My last TBI in 2004, when I fell down a flight of stairs, was the final straw on the mild traumatic brain injury camel’s back. Although I wasn’t knocked out for long – just a few seconds, if that – the cascade of damage was far worse. Over the course of the following six months, my comprehension and behavior deteriorated being manic and distracted, to aggressive and hostile and openly attacking people verbally at work, while blowing up, melting down and weeping uncontrollably for hours at home. Money disappeared from my bank account without any clue why or where or when. I skipped from high-level positions to lower-placed jobs for several years, while my resume became less and less attractive to potential employers. My spouse’s health worsened in obvious ways, and I couldn’t see it clearly enough to say or do anything about it.

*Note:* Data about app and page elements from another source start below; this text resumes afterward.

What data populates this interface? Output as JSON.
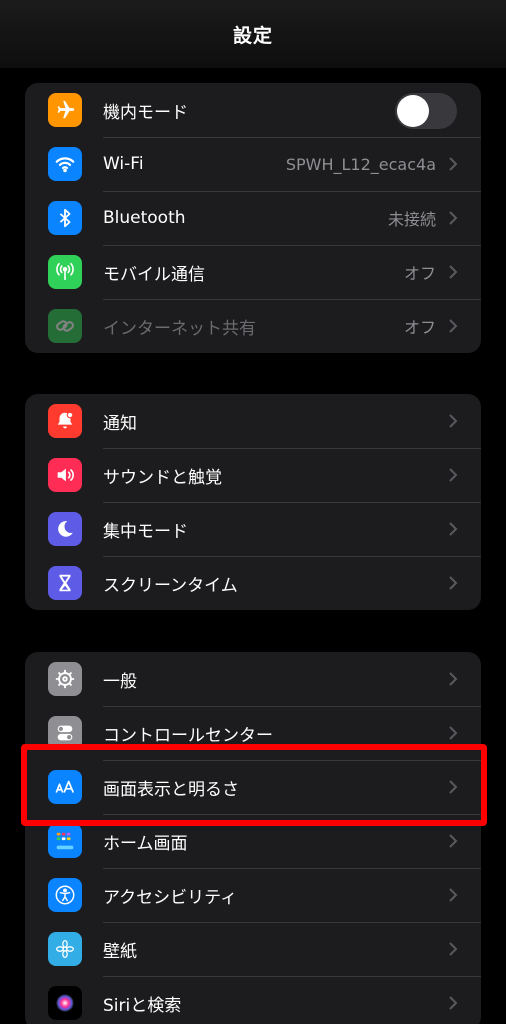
{
  "nav": {
    "title": "設定"
  },
  "groups": [
    {
      "items": [
        {
          "label": "機内モード",
          "icon": "airplane-icon",
          "color": "#ff9500",
          "toggle": false
        },
        {
          "label": "Wi-Fi",
          "value": "SPWH_L12_ecac4a",
          "icon": "wifi-icon",
          "color": "#0a84ff"
        },
        {
          "label": "Bluetooth",
          "value": "未接続",
          "icon": "bluetooth-icon",
          "color": "#0a84ff"
        },
        {
          "label": "モバイル通信",
          "value": "オフ",
          "icon": "antenna-icon",
          "color": "#30d158"
        },
        {
          "label": "インターネット共有",
          "value": "オフ",
          "icon": "link-chain-icon",
          "color": "#30d158"
        }
      ]
    },
    {
      "items": [
        {
          "label": "通知",
          "icon": "bell-icon",
          "color": "#ff3b30"
        },
        {
          "label": "サウンドと触覚",
          "icon": "speaker-icon",
          "color": "#ff2d55"
        },
        {
          "label": "集中モード",
          "icon": "moon-icon",
          "color": "#5e5ce6"
        },
        {
          "label": "スクリーンタイム",
          "icon": "hourglass-icon",
          "color": "#5e5ce6"
        }
      ]
    },
    {
      "items": [
        {
          "label": "一般",
          "icon": "gear-icon",
          "color": "#8e8e93"
        },
        {
          "label": "コントロールセンター",
          "icon": "switches-icon",
          "color": "#8e8e93"
        },
        {
          "label": "画面表示と明るさ",
          "icon": "text-size-icon",
          "color": "#0a84ff"
        },
        {
          "label": "ホーム画面",
          "icon": "home-grid-icon",
          "color": "#0a84ff"
        },
        {
          "label": "アクセシビリティ",
          "icon": "accessibility-icon",
          "color": "#0a84ff"
        },
        {
          "label": "壁紙",
          "icon": "flower-icon",
          "color": "#32ade6"
        },
        {
          "label": "Siriと検索",
          "icon": "siri-icon",
          "color": "#000000"
        }
      ]
    }
  ],
  "highlight_color": "#ff0000"
}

My life was chaos for nearly ten years. The first four years, I was in a dizzying slide downhill in the aftermath of an undiagnosed mild TBI, watching my life savings evaporate, my working relationships fray beyond repair, my marriage flounder on the rocks, and my inner world turn upside-down with emotional extremes and behavioral problems I thought were completely justified.
For the past six years I have been engaged in active recovery, with the help of a competent neuropsychologist who never gave up on me, online forums, journaling/blogging, doing a lot of research and thinking, finding TBI recovery resources online, and a fair amount of dumb luck that made my path cross with others on the same type of path as myself. It hasn’t been easy, by any stretch. There have been many ups and downs, and I’ve been on the brink of despair a number of times. But now I’m very much on the good foot. The proverbial ship of my life has righted, as of now, and thanks to all the help I’ve received, I’m no longer in danger of losing my house, my marriage, my career, and my hope for the future.
Looking back, the strangest thing is that my TBI issues immediately after my fall in 2004 paled in comparison to the changes that took place in the following years. It was no fun being disoriented, confused, not being able to sleep through the night, having light and sound sensitivities that drove me nuts, and dealing with all the emotional fallout from myself and those around me.
But the worst havoc didn’t begin until months after my accident. And then it just got worse, in a downward slide I could not seem to stop. The chaos that consumed me, months and years after my actual “mild” injury, took a toll at a far deeper level than the physical or mental. My downward slide wasn’t at all proportional to the severity my injury. I just bumped my head. That’s all. It was a mild traumatic brain injury. But the long-term effects of that were significant and severe. and I’m still dealing with deficits – physical, cognitive, emotional, and behavioral.
The most challenging deficit of all is a loss of a Sense-Of-Self – knowing who I am, what I’m about, and feeling like myself.
I’ve been on the road to recovery for several years now, but I still don’t feel like my old self. I feel as though I’ve lost the person I was prior to my fall in 2004. Despite my past shortcomings and my failings (which were many), at least that person I used to be, was familiar. To myself and my loved ones. Looking back, each time I got hurt, I lost something different – and each time, I lost touch with a certain sense of myself, that has never fully recovered.
It might sound unlikely, but I believe that in the long run, losing your Sense-Of-Self to TBI is a far more debilitating symptom, than just about any others.
Something of us gets lost in the crush of traumatic brain injury. Be it mild, moderate, or severe, the shearing and twisting and fraying that happens in the connections of our brain disrupts our understanding of who we are, how we are, and how we need to be around others in the world, in ways that can short-circuit TBI recovery in significant ways.
Ignoring this, or minimizing it, makes no sense. And in the coming pages, I’ll explain why.